Digital SLRs may be the big sellers in the enthusiasts' market, but there's still a lot to be said for well-specified compacts. In fact, Nikon's £350 13.5-megapixel P6000 looks so good you might wonder whether you need a digital SLR at all. It even includes GPS and networking.
So what are the reasons for buying a digital SLR? Resolution? The P6000's 13.5-megapixel sensor matches the pixel count of any low-medium range dSLR. A wideangle zoom? The Nikon's 4x zoom offers the equivalent of a 28-112mm, which is more than you get from the average dSLR's kit lens. How about the ability to shoot raw files? Yep, got that too. And finally, what about independent control over shutter speed and aperture? The P6000 has a full set of PASM exposure modes, just like a dSLR, and it has vibration reduction built in too.
The GPS and LAN networking are a whole new territory. Some professional dSLRs will accept expensive GPS add-ons, but here it's built in. This camera can use GPS data to tag your images with the latitude and longitude at which they were taken, pinpointing their exact position on the globe.
The LAN networking is designed for people who want to send their pictures directly to Nikon's MyPictureTown photo-sharing Web site (you get 2GB free). You even get a cable to hook the camera up to the nearest router or network hub.
This all sounds pretty marvellous, doesn't it? The details and the execution are another story, though. Yes, the Nikon can match and even beat most dSLRs for resolution, but of course it uses a much smaller sensor. Small sensors + big resolutions = noise. And the P6000's noise issues are bad enough to warrant some pretty obtrusive noise reduction even at the lowest ISOs. You don't have to look very hard to spot patches of smoothed-over vegetation or subtle textures turned into a milky haze. This isn't what you want to see when your wallet's £350 lighter.
The other thing about compacts is that they're just not as responsive as dSLRs. The AF is slower, the viewing system is weaker and files take longer to save. The P6000 does have an optical viewfinder, but it's so small and afflicted with so much barrel distortion and colour fringing it's barely worth having. Its maximum continuous shooting speed at full resolution is just 0.9fps, and those raw files take a couple of seconds to save, during which time the camera can't be used.
The GPS is an interesting feature, but surely only of use to a small number of people, and it's quite a fiddle to set up. The same applies to the cable-based LAN networking –- and why didn't Nikon include the Wi-Fi system used on the Coolpix S610c?
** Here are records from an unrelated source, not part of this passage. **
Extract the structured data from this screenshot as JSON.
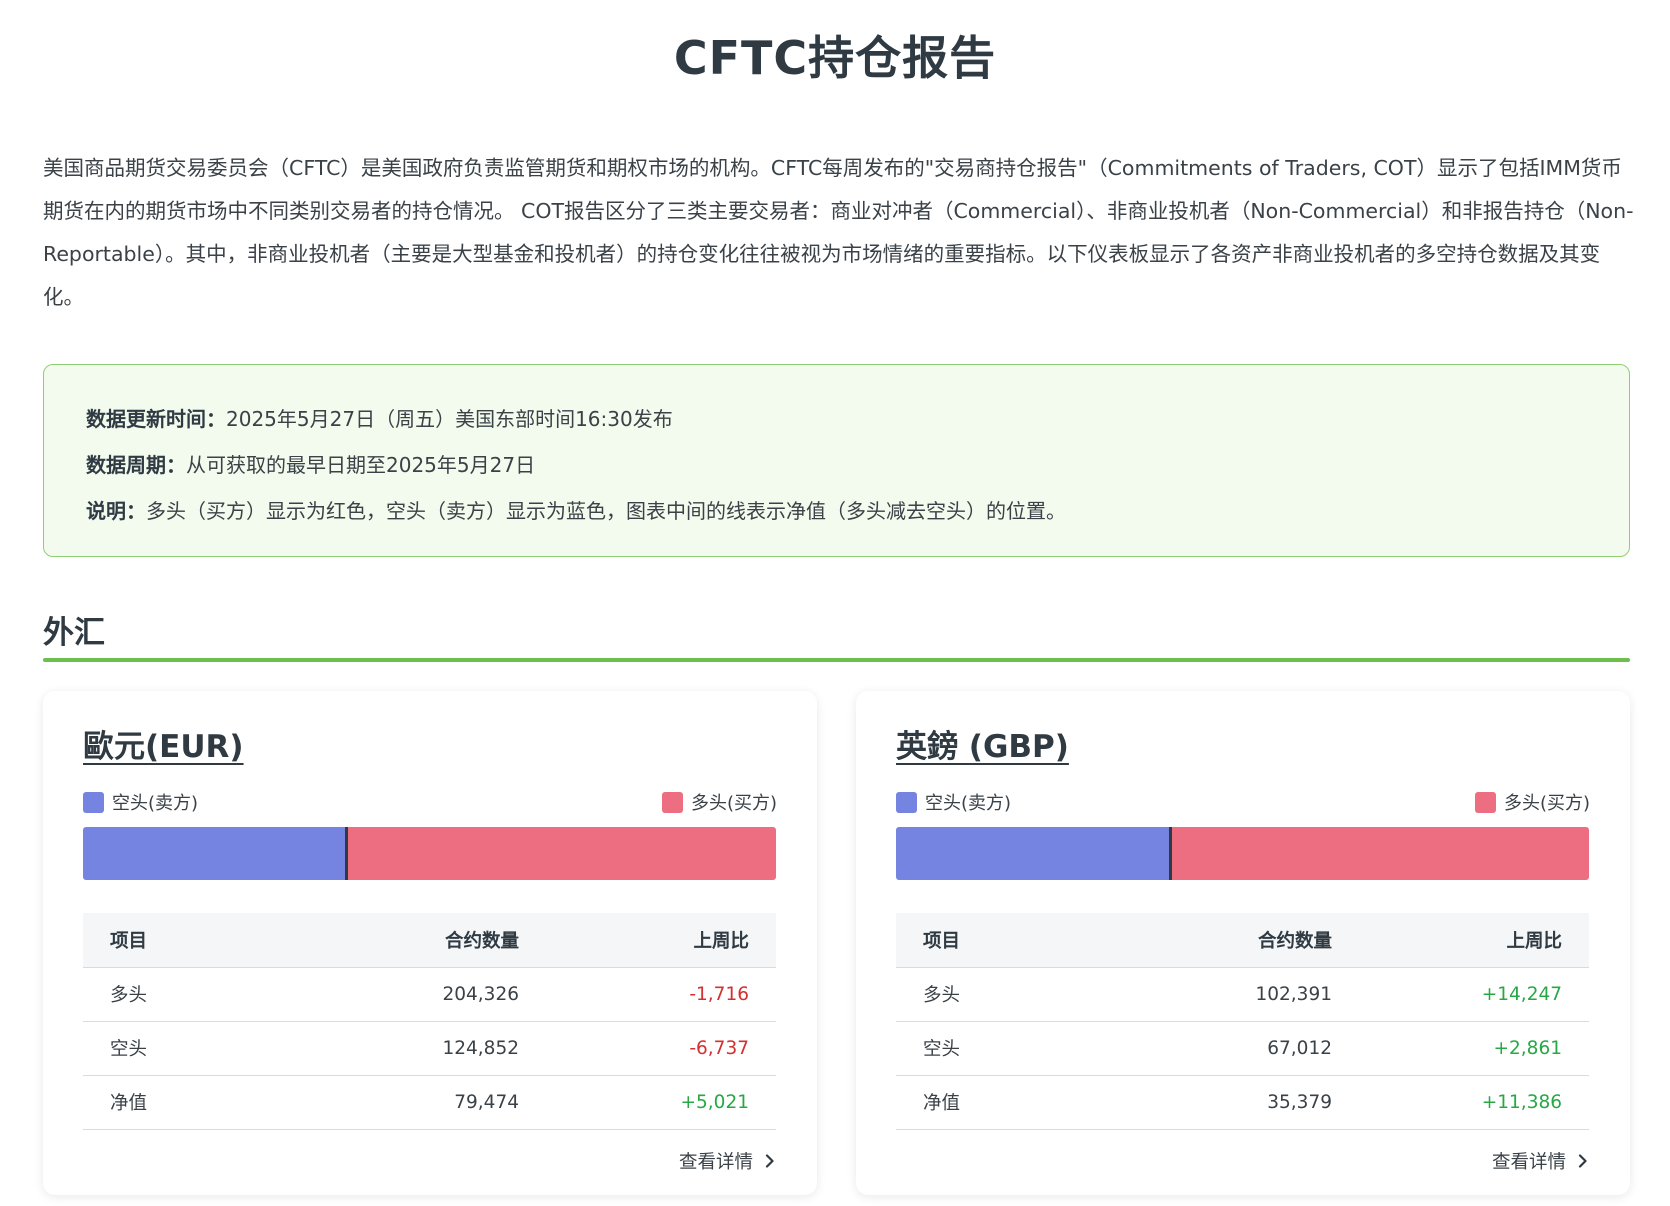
{
  "page_title": "CFTC持仓报告",
  "intro": "美国商品期货交易委员会（CFTC）是美国政府负责监管期货和期权市场的机构。CFTC每周发布的\"交易商持仓报告\"（Commitments of Traders, COT）显示了包括IMM货币期货在内的期货市场中不同类别交易者的持仓情况。 COT报告区分了三类主要交易者：商业对冲者（Commercial）、非商业投机者（Non-Commercial）和非报告持仓（Non-Reportable）。其中，非商业投机者（主要是大型基金和投机者）的持仓变化往往被视为市场情绪的重要指标。以下仪表板显示了各资产非商业投机者的多空持仓数据及其变化。",
  "info": {
    "update_label": "数据更新时间：",
    "update_value": "2025年5月27日（周五）美国东部时间16:30发布",
    "period_label": "数据周期：",
    "period_value": "从可获取的最早日期至2025年5月27日",
    "note_label": "说明：",
    "note_value": "多头（买方）显示为红色，空头（卖方）显示为蓝色，图表中间的线表示净值（多头减去空头）的位置。"
  },
  "section_title": "外汇",
  "colors": {
    "short": "#7484e0",
    "long": "#ec6e80",
    "accent": "#6cbf4c",
    "negative": "#d3302f",
    "positive": "#27a844"
  },
  "legend": {
    "short": "空头(卖方)",
    "long": "多头(买方)"
  },
  "table_headers": {
    "item": "项目",
    "contracts": "合约数量",
    "wow": "上周比"
  },
  "detail_label": "查看详情",
  "cards": [
    {
      "title": "歐元(EUR)",
      "long": 204326,
      "short": 124852,
      "rows": [
        {
          "item": "多头",
          "contracts": "204,326",
          "change": "-1,716",
          "dir": "neg"
        },
        {
          "item": "空头",
          "contracts": "124,852",
          "change": "-6,737",
          "dir": "neg"
        },
        {
          "item": "净值",
          "contracts": "79,474",
          "change": "+5,021",
          "dir": "pos"
        }
      ]
    },
    {
      "title": "英鎊 (GBP)",
      "long": 102391,
      "short": 67012,
      "rows": [
        {
          "item": "多头",
          "contracts": "102,391",
          "change": "+14,247",
          "dir": "pos"
        },
        {
          "item": "空头",
          "contracts": "67,012",
          "change": "+2,861",
          "dir": "pos"
        },
        {
          "item": "净值",
          "contracts": "35,379",
          "change": "+11,386",
          "dir": "pos"
        }
      ]
    }
  ]
}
The P6000 looks like a cracker on paper but proves something of a damp squib. The biggest problem is the picture quality, which is pretty decent for the most part, but badly let down by excessive noise reduction. This Nikon may look like an ideal alternative to a dSLR, but picture quality, speed and overall responsiveness just aren't there.
Edited by Cristina Psomadakis